Velebil sees Tide Reality’s future growth coming in two areas: new sales and online.
“We own the domain names www.novebyty.cz and www.pragueproperty.com,” he says. “These will become our selling tools. People will find in one place an offer for new flats and single family homes, as well as advice on how to finance the purchase.”
Currently under construction, the Web sites will eventually show a selection of flats being built or recently completed, and connect potential clients with both a sales agent and mortgage broker. Over time, Velebil believes, Czechs will get in the investment property game as well.
“Czechs are property investors,” he believes. “Nearly everyone who is buying a flat looks at the purchase as the biggest and most important family investment.”
Certainly the market potential is there; barely two percent of Czechs have mortgages, compared to between 40 and 50 percent of people residing in West European countries. And Velebil feels his firm is poised to take advantage of its knowledge of both local and foreign clientele.
“Currently, Czechs make up 60 percent of our clientele, and foreigners 40 percent,” he says. “However, we have long experience in working with expats and foreigners, and we understand the expectations and needs of those clients.”
Of Tide Reality’s 10 employees, five are partners. Velebil says the company’s accomplishments and growth can be credited to a strong team effort by those people.

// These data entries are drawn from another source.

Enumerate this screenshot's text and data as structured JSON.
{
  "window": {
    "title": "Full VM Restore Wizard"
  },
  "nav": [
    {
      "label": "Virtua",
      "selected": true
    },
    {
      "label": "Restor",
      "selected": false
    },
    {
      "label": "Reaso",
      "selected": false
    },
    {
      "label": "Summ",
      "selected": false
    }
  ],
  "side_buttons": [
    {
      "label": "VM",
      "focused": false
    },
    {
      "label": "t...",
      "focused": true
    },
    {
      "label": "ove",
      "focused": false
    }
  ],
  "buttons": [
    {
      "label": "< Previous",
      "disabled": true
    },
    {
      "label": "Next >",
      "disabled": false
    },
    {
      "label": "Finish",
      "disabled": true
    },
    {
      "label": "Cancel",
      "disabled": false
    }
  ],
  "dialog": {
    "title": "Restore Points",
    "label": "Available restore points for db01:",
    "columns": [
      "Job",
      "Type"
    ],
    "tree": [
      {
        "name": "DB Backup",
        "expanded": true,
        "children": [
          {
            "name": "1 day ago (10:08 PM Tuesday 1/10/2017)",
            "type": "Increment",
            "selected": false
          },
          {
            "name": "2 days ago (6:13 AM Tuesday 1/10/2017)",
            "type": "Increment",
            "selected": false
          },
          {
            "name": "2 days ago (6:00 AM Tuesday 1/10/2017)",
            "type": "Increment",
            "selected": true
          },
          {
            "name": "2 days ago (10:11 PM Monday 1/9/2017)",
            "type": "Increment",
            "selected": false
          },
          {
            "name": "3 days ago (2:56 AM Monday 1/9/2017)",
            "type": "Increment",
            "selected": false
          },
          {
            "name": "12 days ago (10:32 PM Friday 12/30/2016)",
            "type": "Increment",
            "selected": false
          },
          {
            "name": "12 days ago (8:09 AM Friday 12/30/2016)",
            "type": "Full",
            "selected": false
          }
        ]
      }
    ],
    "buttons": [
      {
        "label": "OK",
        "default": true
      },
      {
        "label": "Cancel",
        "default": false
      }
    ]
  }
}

“The five partners who own and work for the company are the main reason for its long-term success,” Velebil believes. “When we meet to discuss new properties or business plans, the discussion comes from five independent, professional and passionate people.”